Shares of Chinese tech giant Alibaba have taken a hit after it reported a dismal performance for the quarter ending in September. The company’s net income declined by 87 percent year-on-year to 3.4 billion yuan (US$530 million). This was far below analyst predictions who were expecting the company to log in around 24 billion yuan (US$3.76 billion) in net income. Last year, Alibaba had registered 26.5 billion yuan (US$4.15 billion) in net income for the same period.
At the Hong Kong stock exchange, Alibaba’s shares were valued at 164.80 HKD (US$21.15) on Nov. 17. After the quarterly performance was announced, the share value slumped to 133 HKD (US$17.07) as of Nov. 23, a decline of over 19 percent in about five days.
While the company’s poor performance for the September quarter has influenced the stock price, what has also negatively impacted the share is the fact that the firm is apprehensive about its near-term future. Alibaba slashed its annual revenue growth forecast from 23 to 20 percent, well below analyst expectations. If the prediction turns out to be true, it will be the company’s slowest annual revenue growth since the stock made its debut back in 2014.
Daniel Zhang, CEO of Alibaba, blamed the company’s woes on rising competition and weaker consumer consumption. The declining consumer appetite was evident during its 11.11 Global Shopping Festival which saw the slowest growth rate since 2009. Increasing regulatory pressure has also weighed heavily on the Chinese tech company.
Earlier this year, the company was made to pay a $2.8 billion fine after a government probe accused it of enjoying a dominant market position for several years. So far this year, Alibaba’s stock has declined by over a third.

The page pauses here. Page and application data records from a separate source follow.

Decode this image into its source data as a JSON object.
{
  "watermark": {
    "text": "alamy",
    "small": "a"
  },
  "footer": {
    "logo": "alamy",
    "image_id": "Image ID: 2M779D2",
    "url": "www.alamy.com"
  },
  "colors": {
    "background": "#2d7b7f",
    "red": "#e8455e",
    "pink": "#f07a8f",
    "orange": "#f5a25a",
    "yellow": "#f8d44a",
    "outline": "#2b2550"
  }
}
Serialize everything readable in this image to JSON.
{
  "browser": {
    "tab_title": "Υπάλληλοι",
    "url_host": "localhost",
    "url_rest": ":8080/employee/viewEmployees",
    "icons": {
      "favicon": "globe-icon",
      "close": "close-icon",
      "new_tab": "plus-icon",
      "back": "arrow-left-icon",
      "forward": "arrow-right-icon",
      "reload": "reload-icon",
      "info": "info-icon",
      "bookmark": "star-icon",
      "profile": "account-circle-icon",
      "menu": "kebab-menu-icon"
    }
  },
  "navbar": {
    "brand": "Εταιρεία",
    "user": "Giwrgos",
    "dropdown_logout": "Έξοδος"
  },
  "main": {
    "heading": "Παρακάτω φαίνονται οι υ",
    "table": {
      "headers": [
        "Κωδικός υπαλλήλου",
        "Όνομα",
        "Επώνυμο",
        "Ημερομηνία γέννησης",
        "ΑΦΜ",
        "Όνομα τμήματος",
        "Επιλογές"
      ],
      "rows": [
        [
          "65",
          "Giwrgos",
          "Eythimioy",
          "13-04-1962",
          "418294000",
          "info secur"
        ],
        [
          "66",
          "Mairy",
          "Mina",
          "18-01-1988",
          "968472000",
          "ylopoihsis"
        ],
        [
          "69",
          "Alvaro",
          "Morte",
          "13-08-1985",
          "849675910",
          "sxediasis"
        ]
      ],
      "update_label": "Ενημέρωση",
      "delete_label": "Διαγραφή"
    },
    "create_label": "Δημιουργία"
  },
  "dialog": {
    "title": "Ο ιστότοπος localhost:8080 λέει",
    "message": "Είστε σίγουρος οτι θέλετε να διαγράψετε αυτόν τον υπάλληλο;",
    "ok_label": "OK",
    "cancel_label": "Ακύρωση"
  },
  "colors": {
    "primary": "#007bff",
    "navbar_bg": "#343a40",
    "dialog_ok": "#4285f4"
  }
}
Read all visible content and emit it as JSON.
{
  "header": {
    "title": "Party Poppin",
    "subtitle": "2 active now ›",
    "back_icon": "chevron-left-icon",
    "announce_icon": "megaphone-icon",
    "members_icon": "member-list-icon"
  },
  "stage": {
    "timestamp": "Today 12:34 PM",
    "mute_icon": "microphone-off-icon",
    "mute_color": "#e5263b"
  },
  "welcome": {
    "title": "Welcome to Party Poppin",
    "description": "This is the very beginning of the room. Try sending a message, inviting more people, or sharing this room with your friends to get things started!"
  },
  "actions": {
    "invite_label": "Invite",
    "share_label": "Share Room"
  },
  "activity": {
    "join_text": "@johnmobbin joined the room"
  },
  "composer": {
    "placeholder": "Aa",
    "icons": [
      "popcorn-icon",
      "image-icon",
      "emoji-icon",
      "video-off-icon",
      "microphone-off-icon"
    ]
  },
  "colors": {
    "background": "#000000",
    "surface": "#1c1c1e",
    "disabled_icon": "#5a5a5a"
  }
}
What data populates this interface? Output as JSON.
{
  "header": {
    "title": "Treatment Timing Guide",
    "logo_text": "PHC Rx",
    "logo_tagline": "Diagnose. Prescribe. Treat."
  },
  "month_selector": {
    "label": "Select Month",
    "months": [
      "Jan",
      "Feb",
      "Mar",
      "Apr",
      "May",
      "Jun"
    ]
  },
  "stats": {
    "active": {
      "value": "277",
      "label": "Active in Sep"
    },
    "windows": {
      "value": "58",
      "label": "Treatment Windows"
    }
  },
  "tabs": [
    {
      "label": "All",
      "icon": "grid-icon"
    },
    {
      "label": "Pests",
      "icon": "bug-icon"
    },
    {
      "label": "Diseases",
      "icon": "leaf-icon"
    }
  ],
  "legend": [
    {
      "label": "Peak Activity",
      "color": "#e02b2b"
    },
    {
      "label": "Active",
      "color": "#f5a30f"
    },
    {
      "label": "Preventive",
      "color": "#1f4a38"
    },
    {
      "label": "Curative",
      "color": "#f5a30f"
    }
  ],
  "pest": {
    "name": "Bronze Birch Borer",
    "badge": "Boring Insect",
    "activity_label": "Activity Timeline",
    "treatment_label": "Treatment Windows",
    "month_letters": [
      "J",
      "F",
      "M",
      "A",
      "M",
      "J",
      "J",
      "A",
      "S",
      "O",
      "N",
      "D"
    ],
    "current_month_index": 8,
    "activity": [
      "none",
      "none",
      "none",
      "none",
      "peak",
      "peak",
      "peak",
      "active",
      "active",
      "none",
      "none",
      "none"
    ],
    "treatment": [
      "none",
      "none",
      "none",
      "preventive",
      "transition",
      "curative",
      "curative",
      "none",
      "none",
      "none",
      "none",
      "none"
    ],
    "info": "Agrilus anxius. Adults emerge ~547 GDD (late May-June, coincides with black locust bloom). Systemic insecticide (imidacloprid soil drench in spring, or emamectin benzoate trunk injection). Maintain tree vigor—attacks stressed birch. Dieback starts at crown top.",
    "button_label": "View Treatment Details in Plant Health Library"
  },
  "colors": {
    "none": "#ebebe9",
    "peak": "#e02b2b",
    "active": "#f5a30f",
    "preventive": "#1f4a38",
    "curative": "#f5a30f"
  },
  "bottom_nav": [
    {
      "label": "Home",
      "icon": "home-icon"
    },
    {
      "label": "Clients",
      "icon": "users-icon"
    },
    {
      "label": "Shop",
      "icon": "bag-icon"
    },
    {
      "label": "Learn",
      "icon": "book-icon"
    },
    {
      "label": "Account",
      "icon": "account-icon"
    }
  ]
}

On Nov, 20, the State Administration of Market Regulation (SAMR) announced further fines on Alibaba, blaming it for engaging in misconduct. Alibaba was one of several companies fined by SAMR for failing to disclose 43 deals. Alibaba’s purchase of a 44 percent stake in Ele.me in 2018 and acquisition of navigation firm AutoNavi in 2014 were cited as two violations by the company.
“It is rare for regulators to trace back cases that happened a long time ago, but indeed a large number of companies didn’t declare their deals according to the law in the past,” Zhai Wei, executive director of the Competition Law Research Centre at East China University of Political Science and Law in Shanghai, told the South China Morning Post (SCMP).
On Nov. 22, Alibaba and other tech stocks declined due to continued regulatory pressure and an increase in treasury yields. The bearish mood in the market was strengthened after a CCP-backed media outlet called for more stringent regulation on tax collection from online platforms.
“The paring of some risks in the tech sector seems to continue into the Asia session, with rising yields a key concern when it comes to debt cost and valuation for these growth names,” Jun Rong Yeap, market strategist at IG Asia Pte, told Bloomberg. The Hang Seng Tech Index fell to the lowest level in two weeks, dropping almost two percent at one point. Alibaba dropped to a new record low.